→ MATERIAL FOR THIS EXERCISE
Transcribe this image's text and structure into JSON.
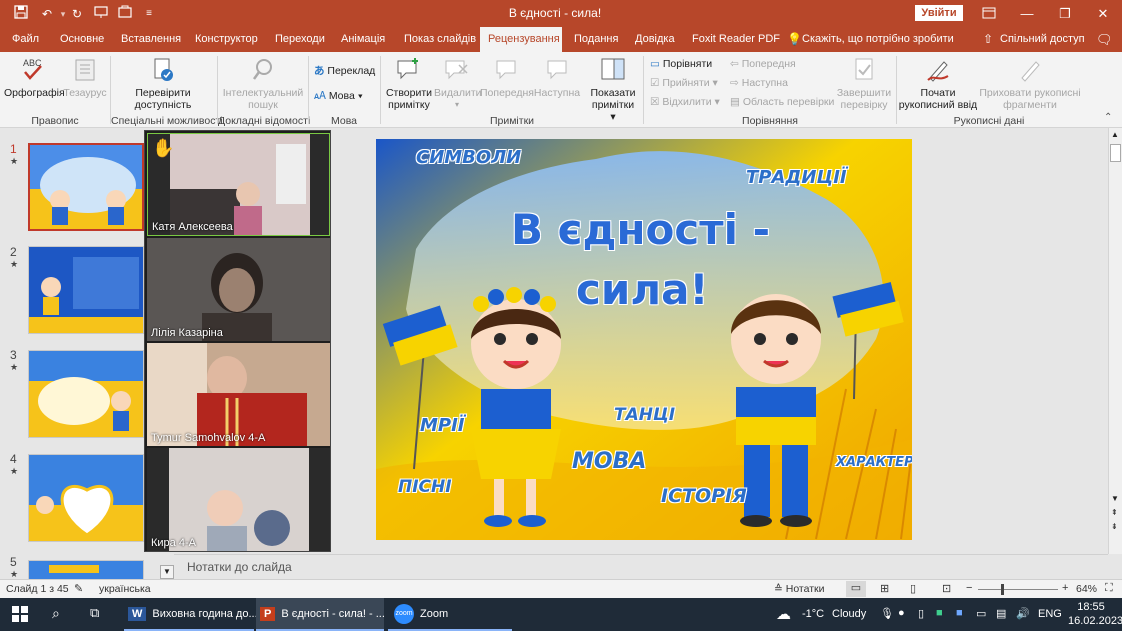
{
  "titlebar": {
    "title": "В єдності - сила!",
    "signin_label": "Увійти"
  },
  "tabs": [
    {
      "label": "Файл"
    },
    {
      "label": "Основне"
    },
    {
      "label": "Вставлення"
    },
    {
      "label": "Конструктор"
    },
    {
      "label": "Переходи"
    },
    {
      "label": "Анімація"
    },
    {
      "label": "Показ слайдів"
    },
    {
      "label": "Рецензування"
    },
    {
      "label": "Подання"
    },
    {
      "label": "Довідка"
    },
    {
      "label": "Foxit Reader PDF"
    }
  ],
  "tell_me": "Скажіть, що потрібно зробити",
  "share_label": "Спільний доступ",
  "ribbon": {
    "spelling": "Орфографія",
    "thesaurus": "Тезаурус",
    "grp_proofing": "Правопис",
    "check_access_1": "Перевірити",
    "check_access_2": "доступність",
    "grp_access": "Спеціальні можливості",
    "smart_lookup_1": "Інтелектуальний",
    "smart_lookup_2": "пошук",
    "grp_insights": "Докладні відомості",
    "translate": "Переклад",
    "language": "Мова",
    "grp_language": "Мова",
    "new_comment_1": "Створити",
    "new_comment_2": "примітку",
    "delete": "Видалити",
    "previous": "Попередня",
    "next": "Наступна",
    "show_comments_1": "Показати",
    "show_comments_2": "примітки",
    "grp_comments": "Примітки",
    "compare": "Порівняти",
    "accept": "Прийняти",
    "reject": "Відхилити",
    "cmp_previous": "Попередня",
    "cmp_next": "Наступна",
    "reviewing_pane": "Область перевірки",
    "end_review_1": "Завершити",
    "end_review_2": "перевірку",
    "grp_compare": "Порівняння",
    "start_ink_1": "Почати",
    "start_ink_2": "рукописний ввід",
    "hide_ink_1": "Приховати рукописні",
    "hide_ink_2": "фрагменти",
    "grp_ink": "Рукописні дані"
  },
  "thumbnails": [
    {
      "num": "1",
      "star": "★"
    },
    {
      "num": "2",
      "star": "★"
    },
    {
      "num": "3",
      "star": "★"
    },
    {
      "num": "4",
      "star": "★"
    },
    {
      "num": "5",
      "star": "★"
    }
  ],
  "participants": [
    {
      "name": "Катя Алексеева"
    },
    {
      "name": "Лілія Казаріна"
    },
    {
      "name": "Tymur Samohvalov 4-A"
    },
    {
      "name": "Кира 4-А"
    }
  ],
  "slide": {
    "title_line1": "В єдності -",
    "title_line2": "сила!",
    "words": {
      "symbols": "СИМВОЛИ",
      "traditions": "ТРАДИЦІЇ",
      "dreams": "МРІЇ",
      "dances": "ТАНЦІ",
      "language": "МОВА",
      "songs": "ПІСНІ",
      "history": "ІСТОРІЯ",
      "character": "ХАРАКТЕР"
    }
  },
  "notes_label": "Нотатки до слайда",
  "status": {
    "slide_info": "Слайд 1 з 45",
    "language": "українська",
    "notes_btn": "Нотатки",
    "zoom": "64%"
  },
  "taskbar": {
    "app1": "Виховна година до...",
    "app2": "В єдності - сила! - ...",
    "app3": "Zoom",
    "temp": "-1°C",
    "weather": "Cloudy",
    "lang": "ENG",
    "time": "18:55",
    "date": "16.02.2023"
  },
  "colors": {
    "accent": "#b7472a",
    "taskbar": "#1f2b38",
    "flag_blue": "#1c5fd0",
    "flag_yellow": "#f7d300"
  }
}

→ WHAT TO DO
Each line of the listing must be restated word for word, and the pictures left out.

→ THE ANSWER
Transcribe this image's text and structure into JSON.
{
  "titlebar": {
    "title": "В єдності - сила!",
    "signin_label": "Увійти"
  },
  "tabs": [
    {
      "label": "Файл"
    },
    {
      "label": "Основне"
    },
    {
      "label": "Вставлення"
    },
    {
      "label": "Конструктор"
    },
    {
      "label": "Переходи"
    },
    {
      "label": "Анімація"
    },
    {
      "label": "Показ слайдів"
    },
    {
      "label": "Рецензування"
    },
    {
      "label": "Подання"
    },
    {
      "label": "Довідка"
    },
    {
      "label": "Foxit Reader PDF"
    }
  ],
  "tell_me": "Скажіть, що потрібно зробити",
  "share_label": "Спільний доступ",
  "ribbon": {
    "spelling": "Орфографія",
    "thesaurus": "Тезаурус",
    "grp_proofing": "Правопис",
    "check_access_1": "Перевірити",
    "check_access_2": "доступність",
    "grp_access": "Спеціальні можливості",
    "smart_lookup_1": "Інтелектуальний",
    "smart_lookup_2": "пошук",
    "grp_insights": "Докладні відомості",
    "translate": "Переклад",
    "language": "Мова",
    "grp_language": "Мова",
    "new_comment_1": "Створити",
    "new_comment_2": "примітку",
    "delete": "Видалити",
    "previous": "Попередня",
    "next": "Наступна",
    "show_comments_1": "Показати",
    "show_comments_2": "примітки",
    "grp_comments": "Примітки",
    "compare": "Порівняти",
    "accept": "Прийняти",
    "reject": "Відхилити",
    "cmp_previous": "Попередня",
    "cmp_next": "Наступна",
    "reviewing_pane": "Область перевірки",
    "end_review_1": "Завершити",
    "end_review_2": "перевірку",
    "grp_compare": "Порівняння",
    "start_ink_1": "Почати",
    "start_ink_2": "рукописний ввід",
    "hide_ink_1": "Приховати рукописні",
    "hide_ink_2": "фрагменти",
    "grp_ink": "Рукописні дані"
  },
  "thumbnails": [
    {
      "num": "1",
      "star": "★"
    },
    {
      "num": "2",
      "star": "★"
    },
    {
      "num": "3",
      "star": "★"
    },
    {
      "num": "4",
      "star": "★"
    },
    {
      "num": "5",
      "star": "★"
    }
  ],
  "participants": [
    {
      "name": "Катя Алексеева"
    },
    {
      "name": "Лілія Казаріна"
    },
    {
      "name": "Tymur Samohvalov 4-A"
    },
    {
      "name": "Кира 4-А"
    }
  ],
  "slide": {
    "title_line1": "В єдності -",
    "title_line2": "сила!",
    "words": {
      "symbols": "СИМВОЛИ",
      "traditions": "ТРАДИЦІЇ",
      "dreams": "МРІЇ",
      "dances": "ТАНЦІ",
      "language": "МОВА",
      "songs": "ПІСНІ",
      "history": "ІСТОРІЯ",
      "character": "ХАРАКТЕР"
    }
  },
  "notes_label": "Нотатки до слайда",
  "status": {
    "slide_info": "Слайд 1 з 45",
    "language": "українська",
    "notes_btn": "Нотатки",
    "zoom": "64%"
  },
  "taskbar": {
    "app1": "Виховна година до...",
    "app2": "В єдності - сила! - ...",
    "app3": "Zoom",
    "temp": "-1°C",
    "weather": "Cloudy",
    "lang": "ENG",
    "time": "18:55",
    "date": "16.02.2023"
  },
  "colors": {
    "accent": "#b7472a",
    "taskbar": "#1f2b38",
    "flag_blue": "#1c5fd0",
    "flag_yellow": "#f7d300"
  }
}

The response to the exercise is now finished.